Anyone with a basic knowledge of American civics is aware the U.S. Constitution declares federal law supreme over state law.
Here is a quick summary.
- The Constitution enumerates specific powers to the federal government.
- The Constitution leaves the powers not specifically given to the federal government to the states or to the people.
- The Constitution enumerates specific rights (speech, assembly, religion, bear arms, due process, etc) which neither the federal government nor the states can infringe.
- The Constitution provides that federal laws are supreme over state laws, but only if congress is acting in pursuit of its constitutionally authorized powers.
- The federal courts have broadly interpreted federal laws to fit under the umbrella of its constitutionally authorized powers, but there are limits.
- The fight over federal supremacy is often over the Commerce Clause, which provides that the federal government may regulate commerce with foreign nations, and among the several states, and with the indian tribes.
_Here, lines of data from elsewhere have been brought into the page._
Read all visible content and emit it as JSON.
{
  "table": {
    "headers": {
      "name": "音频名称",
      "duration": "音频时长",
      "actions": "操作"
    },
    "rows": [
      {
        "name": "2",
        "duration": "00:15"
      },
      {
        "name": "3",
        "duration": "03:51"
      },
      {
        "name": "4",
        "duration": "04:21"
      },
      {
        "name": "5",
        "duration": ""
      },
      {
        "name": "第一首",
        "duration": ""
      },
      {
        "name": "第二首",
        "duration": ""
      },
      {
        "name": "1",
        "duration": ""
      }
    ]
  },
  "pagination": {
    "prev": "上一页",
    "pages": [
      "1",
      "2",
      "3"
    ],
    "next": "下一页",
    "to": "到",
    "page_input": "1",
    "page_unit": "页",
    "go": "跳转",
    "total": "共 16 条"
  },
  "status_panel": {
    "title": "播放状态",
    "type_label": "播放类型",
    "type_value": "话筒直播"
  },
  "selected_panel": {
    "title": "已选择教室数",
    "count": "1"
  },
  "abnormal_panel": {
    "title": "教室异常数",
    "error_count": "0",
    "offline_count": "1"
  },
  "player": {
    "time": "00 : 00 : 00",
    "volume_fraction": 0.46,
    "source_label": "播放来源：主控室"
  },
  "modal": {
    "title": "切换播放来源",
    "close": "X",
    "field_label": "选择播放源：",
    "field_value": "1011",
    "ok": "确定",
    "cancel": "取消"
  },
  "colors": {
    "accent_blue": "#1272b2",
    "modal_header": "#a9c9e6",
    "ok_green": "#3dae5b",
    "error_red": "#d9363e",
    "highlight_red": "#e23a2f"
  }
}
- The argument that Kansas is making is that a product made in Kansas, sold in Kansas, and kept in Kansas doesn’t not implicate the Commerce clause as it is not commerce among states. Therefore, Kansas claims that it rather than the federal government gets to regulate the activity.
- Kansas may lose that argument, but its law is not unconstitutional (as the Star would have you believe) because the attorney general says so. That office is a political one and it was once held by John Ashcroft.
- The constitutionality of the laws in question will be determined by the federal courts.